== Record set ==

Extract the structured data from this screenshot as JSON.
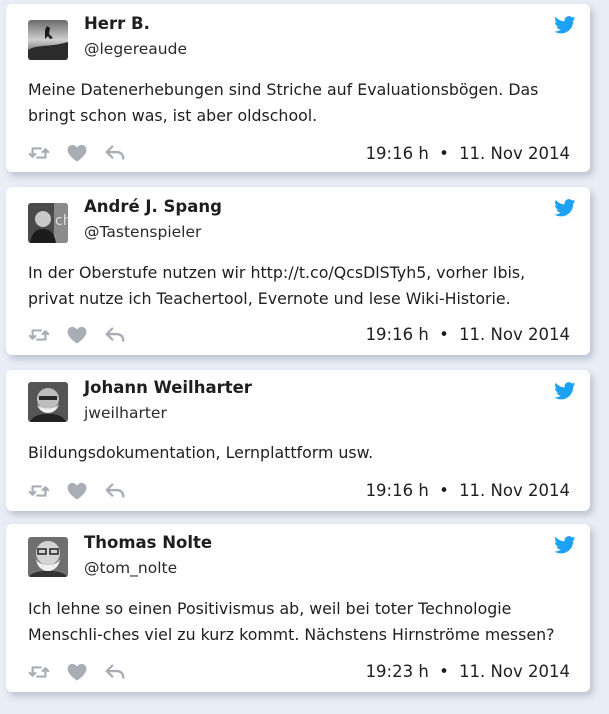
{
  "tweets": [
    {
      "name": "Herr B.",
      "handle": "@legereaude",
      "text": "Meine Datenerhebungen sind Striche auf Evaluationsbögen. Das bringt schon was, ist aber oldschool.",
      "time": "19:16 h",
      "date": "11. Nov 2014"
    },
    {
      "name": "André J. Spang",
      "handle": "@Tastenspieler",
      "text": "In der Oberstufe nutzen wir http://t.co/QcsDlSTyh5, vorher Ibis, privat nutze ich Teachertool, Evernote und lese Wiki-Historie.",
      "time": "19:16 h",
      "date": "11. Nov 2014"
    },
    {
      "name": "Johann Weilharter",
      "handle": "jweilharter",
      "text": "Bildungsdokumentation, Lernplattform usw.",
      "time": "19:16 h",
      "date": "11. Nov 2014"
    },
    {
      "name": "Thomas Nolte",
      "handle": "@tom_nolte",
      "text": "Ich lehne so einen Positivismus ab, weil bei toter Technologie Menschli-ches viel zu kurz kommt. Nächstens Hirnströme messen?",
      "time": "19:23 h",
      "date": "11. Nov 2014"
    }
  ],
  "separator": "•",
  "icons": {
    "brand": "twitter-bird-icon",
    "retweet": "retweet-icon",
    "like": "heart-icon",
    "reply": "reply-icon"
  },
  "colors": {
    "brand_blue": "#1da1f2",
    "action_gray": "#a9aeb6",
    "background": "#e9edf5"
  }
}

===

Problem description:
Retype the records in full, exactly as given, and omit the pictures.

Response to the task:
Extract the structured data from this screenshot as JSON.
{
  "tweets": [
    {
      "name": "Herr B.",
      "handle": "@legereaude",
      "text": "Meine Datenerhebungen sind Striche auf Evaluationsbögen. Das bringt schon was, ist aber oldschool.",
      "time": "19:16 h",
      "date": "11. Nov 2014"
    },
    {
      "name": "André J. Spang",
      "handle": "@Tastenspieler",
      "text": "In der Oberstufe nutzen wir http://t.co/QcsDlSTyh5, vorher Ibis, privat nutze ich Teachertool, Evernote und lese Wiki-Historie.",
      "time": "19:16 h",
      "date": "11. Nov 2014"
    },
    {
      "name": "Johann Weilharter",
      "handle": "jweilharter",
      "text": "Bildungsdokumentation, Lernplattform usw.",
      "time": "19:16 h",
      "date": "11. Nov 2014"
    },
    {
      "name": "Thomas Nolte",
      "handle": "@tom_nolte",
      "text": "Ich lehne so einen Positivismus ab, weil bei toter Technologie Menschli-ches viel zu kurz kommt. Nächstens Hirnströme messen?",
      "time": "19:23 h",
      "date": "11. Nov 2014"
    }
  ],
  "separator": "•",
  "icons": {
    "brand": "twitter-bird-icon",
    "retweet": "retweet-icon",
    "like": "heart-icon",
    "reply": "reply-icon"
  },
  "colors": {
    "brand_blue": "#1da1f2",
    "action_gray": "#a9aeb6",
    "background": "#e9edf5"
  }
}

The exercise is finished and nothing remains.